Compliance with HAVA brings federal funding for elections that will immediately be at risk. 
In addition to the cost, numerous statutory and regulatory hurdles will have to be addressed to implement a such new system.
Various statutes (Arizona Revised Statutes Titles 16 and 19) dictate what must be done with respect to rolls and ballots. Those will have to be revised. 
The State Election Procedures Manual, immediately becomes obsolete and will have to be rewritten. The manual provisions were written to be consistent with federal statutes (NVRA and HAVA) as well as the Gonzalez (Inter Tribal Council) case. Doing so will very likely cause them to be inconsistent with the federal laws. 
The confusion that will certainly ensue will cause how many people's votes to not be counted? Enough to ensure Horne is re-elected? Do we really want that to happen? When votes are not counted, you can count on litigation. But will Horne and Bennett count, instead, on getting the dubious vote counts certified such that courts will be unable to change anything?

In contrast to all of the change and increased cost the Horne and Bennett scheme promises, remember that when a person signs the federal voter registration form, they are doing so under penalty of perjury. It is a felony to register and another to vote when a person is not lawfully entitled to do so.

Over the last several election cycles, how many people have voted fraudulently in Arizona?

Horne and Bennett have claimed nobody verifies information from the federal form. They both know, however, that election officials are provided with information from the Social Security Administration to check citizenship status of registrants at the time the registration is processed. 
The name and last 4 digits are checked against the SSA database and the election officials get back notification that the identity matches and it shows if they are a citizen (as opposed to someone with a green card who obtains a Social Security Number to authorize them to legally obtain work). 
My purpose in writing is to express my strong opposition but, more importantly, to raise timely issues and questions that need to be posed to the elected officials. 
I am happy to answer any questions you may have or cooperate in any way in obtaining verification of any facts I have discussed.
Greg Jones can be reached at his law office (480) 444-9999.


The Center for Media and Democracy's PR Watch today carries this story about Arizona and Kansas implementing an ALEC model bill for this two track voting process.
State officials in Arizona and Kansas are developing a new scheme to implement an American Legislative Exchange Council (ALEC)-approved bill requiring proof of citizenship at the polls. 
The new ploy is an effort to sidestep the U.S. Supreme Court's voting rights decision earlier this year in Arizona v. Inter Tribal Council of Arizona, which rejected an Arizona law requiring that voters show proof of citizenship to register to vote.
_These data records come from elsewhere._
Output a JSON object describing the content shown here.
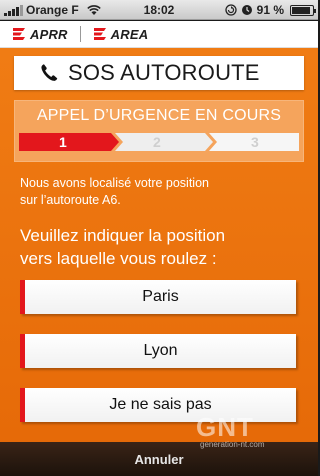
{
  "status_bar": {
    "carrier": "Orange F",
    "time": "18:02",
    "battery": "91 %",
    "battery_level": 0.91,
    "icons": [
      "signal-icon",
      "wifi-icon",
      "lock-icon",
      "alarm-icon",
      "battery-icon"
    ]
  },
  "brand": {
    "logo1": "APRR",
    "logo2": "AREA",
    "accent_color": "#e3171c"
  },
  "header": {
    "title": "SOS AUTOROUTE",
    "icon": "phone-icon"
  },
  "call": {
    "heading": "APPEL D’URGENCE EN COURS",
    "steps": [
      "1",
      "2",
      "3"
    ],
    "current_step": 1
  },
  "content": {
    "info_line1": "Nous avons localisé votre position",
    "info_line2": "sur l’autoroute A6.",
    "question_line1": "Veuillez indiquer la position",
    "question_line2": "vers laquelle vous roulez :"
  },
  "options": [
    {
      "label": "Paris"
    },
    {
      "label": "Lyon"
    },
    {
      "label": "Je ne sais pas"
    }
  ],
  "footer": {
    "cancel_label": "Annuler"
  },
  "watermark": {
    "logo": "GNT",
    "sub": "generation-nt.com"
  },
  "colors": {
    "primary_orange": "#ef7a12",
    "panel_orange": "#f5a45c",
    "step_active": "#e3171c",
    "footer": "#2a1a10"
  }
}
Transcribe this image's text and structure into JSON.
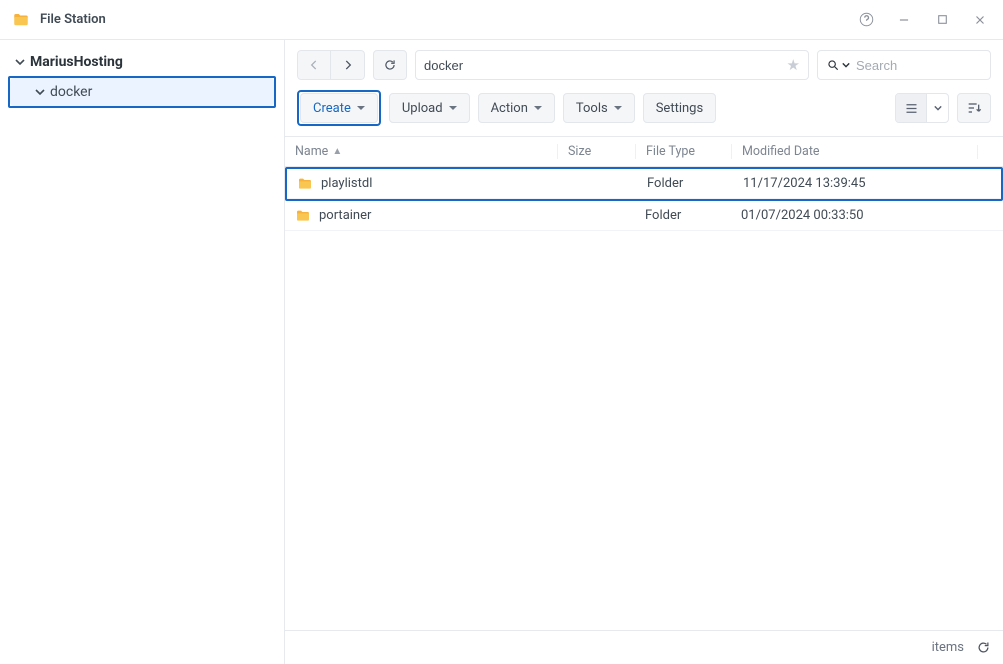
{
  "app": {
    "title": "File Station"
  },
  "sidebar": {
    "root": {
      "label": "MariusHosting",
      "expanded": true
    },
    "items": [
      {
        "label": "docker",
        "expanded": true,
        "selected": true,
        "highlighted": true
      }
    ]
  },
  "nav": {
    "path_value": "docker",
    "search_placeholder": "Search"
  },
  "toolbar": {
    "create_label": "Create",
    "upload_label": "Upload",
    "action_label": "Action",
    "tools_label": "Tools",
    "settings_label": "Settings"
  },
  "table": {
    "columns": {
      "name": "Name",
      "size": "Size",
      "type": "File Type",
      "modified": "Modified Date"
    },
    "sort_column": "name",
    "sort_dir": "asc",
    "rows": [
      {
        "name": "playlistdl",
        "size": "",
        "type": "Folder",
        "modified": "11/17/2024 13:39:45",
        "highlighted": true
      },
      {
        "name": "portainer",
        "size": "",
        "type": "Folder",
        "modified": "01/07/2024 00:33:50",
        "highlighted": false
      }
    ]
  },
  "status": {
    "items_label": "items"
  }
}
In a 7-2 decision, the Court majority found that the law imposed additional restrictions beyond those in the federal National Voter Registration Act (NVRA), and because the Constitution's Elections Clause gives Congress the final word on election procedures, the legislation was preempted.

But Arizona and Kansas are now asserting the ruling only applies to federal elections, and are creating "two-tiered" ballots to try thwarting the decision. Voters who showed proof of citizenship to register will be allowed to vote in all local, state, and federal elections. Those who used the federal NVRA registration form -- which requires voters swear under threat of perjury that they are U.S. citizens, but doesn't ask for physical proof like a passport -- will be prohibited from participating in local and state elections; these voters will only be allowed to vote in federal races.
See more in the rest of the CMD story (link provided above).


  1. Have any of the usual suspects in the Arizona Legislature spouted off about how Secretary Bennett and AG Horne have usurped their authority?